DATASET START

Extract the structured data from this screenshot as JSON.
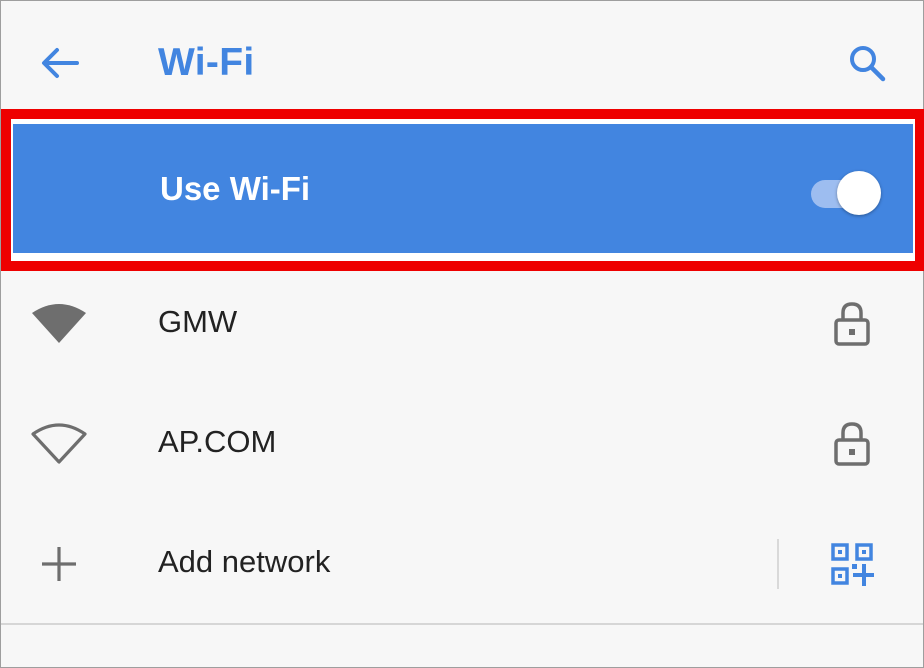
{
  "colors": {
    "accent": "#4285e0",
    "highlight_border": "#ee0000",
    "icon_gray": "#6e6e6e",
    "background": "#f7f7f7"
  },
  "appbar": {
    "back_icon": "arrow-back-icon",
    "title": "Wi-Fi",
    "search_icon": "search-icon"
  },
  "wifi_toggle": {
    "label": "Use Wi-Fi",
    "state": "on"
  },
  "networks": [
    {
      "name": "GMW",
      "signal_icon": "wifi-signal-full-icon",
      "secured_icon": "lock-icon"
    },
    {
      "name": "AP.COM",
      "signal_icon": "wifi-signal-outline-icon",
      "secured_icon": "lock-icon"
    }
  ],
  "add_network": {
    "label": "Add network",
    "lead_icon": "plus-icon",
    "trail_icon": "qr-code-scan-icon"
  }
}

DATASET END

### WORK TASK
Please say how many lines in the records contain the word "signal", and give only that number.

### EXERCISE RESPONSE
2